A new type of smart dressing for wounds could allow doctors to be more selective with their doling out of antibiotics, something that is consistently preached as an important measure to avoid the growth of highly-resistive bacteria. It could have particular application we’re told, for use with wounds on children, who’s immune systems are potentially weaker and harder to monitor.
The problem often stems from cases like burn wounds, where removing the dressing can cause further trauma to the injury. Because of that, and especially in children, doctors often prescribe anti-biotics as a precautionary measure, instead of removing the dressing and doing more damage, simply to check whether an infection is present.
Source: Bath University
With the new type of dressing being developed by Bath University, fluorescent dye in tiny capsules can detect toxins given off by bacteria within a wound, causing the dye to change colour and let health professionals know if the administration of antibiotics is necessary. If nothing changes, they don’t need to be used, avoiding the potential for generating resistive bacteria.
However it could also lead to the faster application of anti-biotics in cases where they would not otherwise be prescribed, which could save lives in certain conditions, as per BBC.
Although still in the very early stages of development, the team behind the new type of dresing has been given just shy of £1 million to further develop the smart dressing by the Medical Research Council.

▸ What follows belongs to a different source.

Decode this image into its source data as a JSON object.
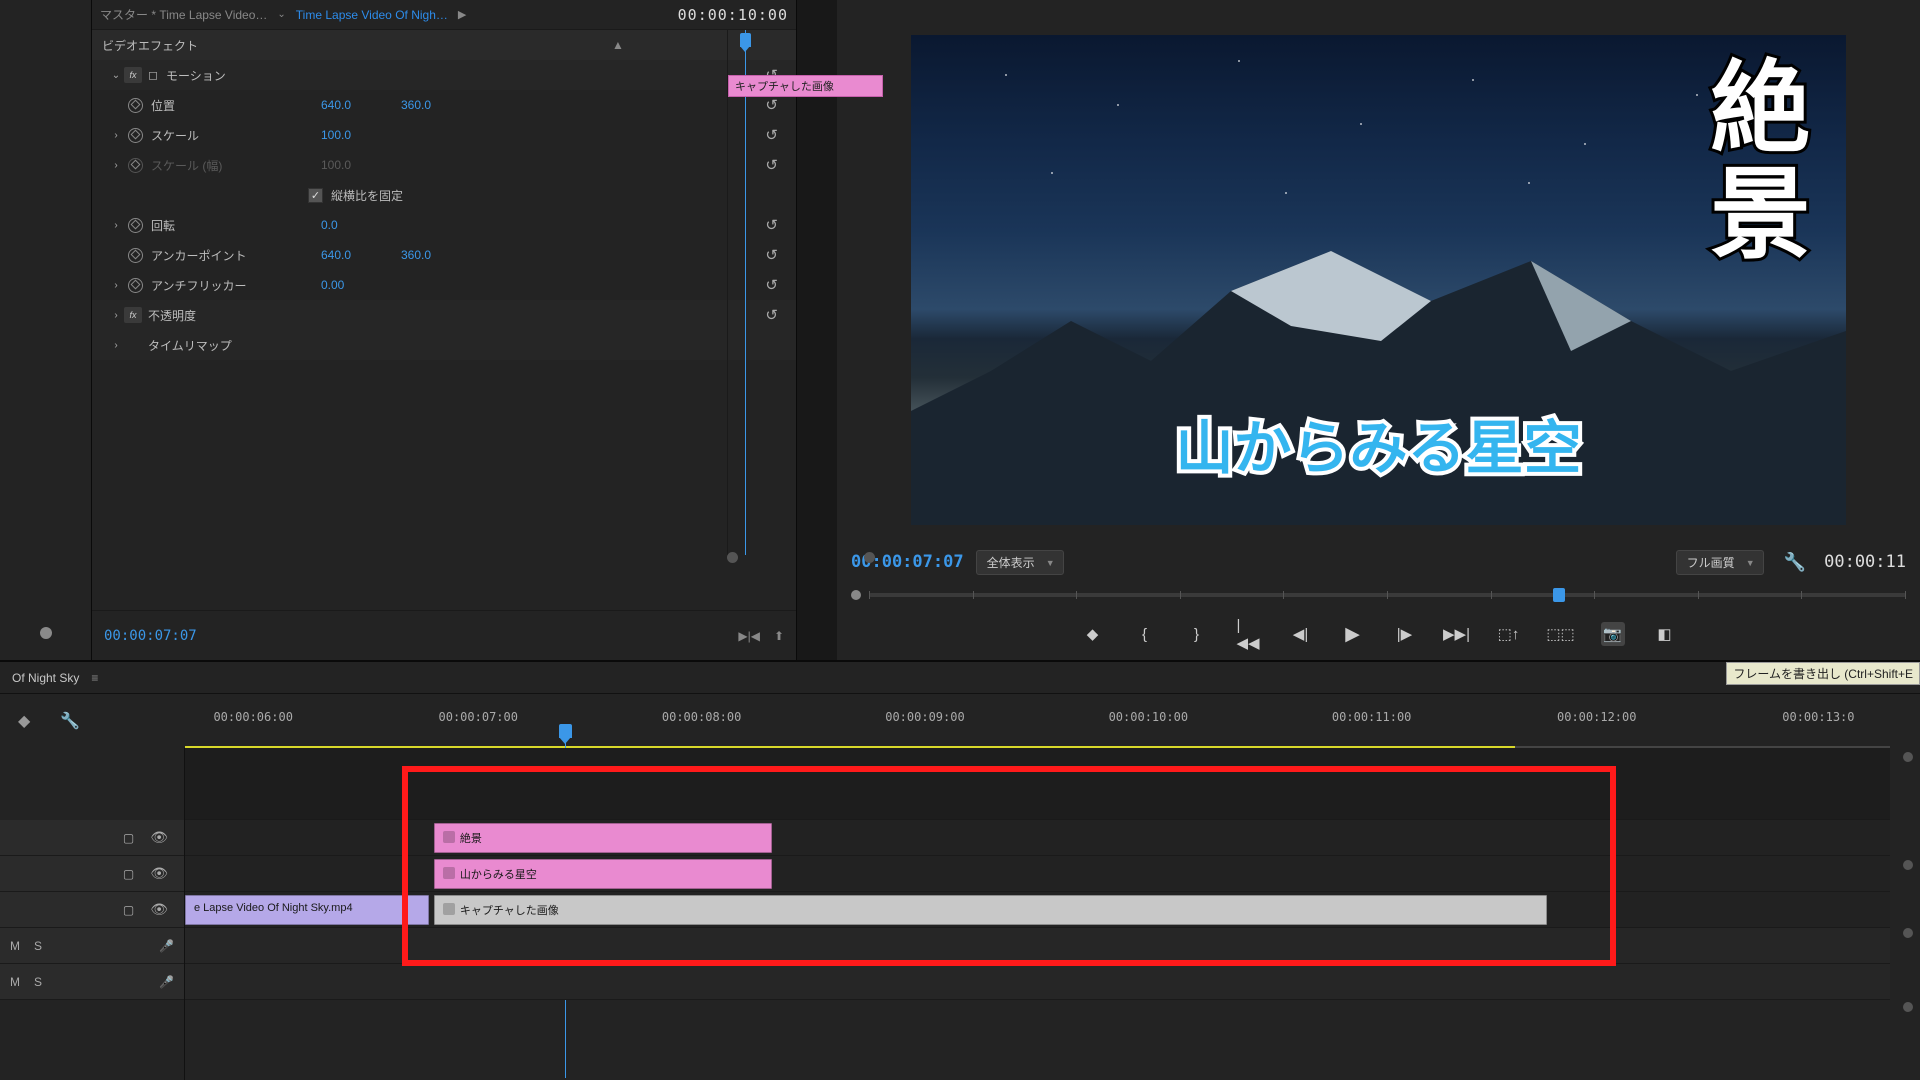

Samples from burn wounds will be taken and the dressings applied to them, to see if they can detect the presence of bacteria in some and not in others.
KitGuru Says: Although the term “smart” is often saved for electronically powered technology, that is something you could see further down the road for something like this. Sensors within the dressing that detect the dye change and alert you via a smartphone app or health monitor on your wrist.
Healthcare is going to get very personal over the next couple of decades, and far more effective.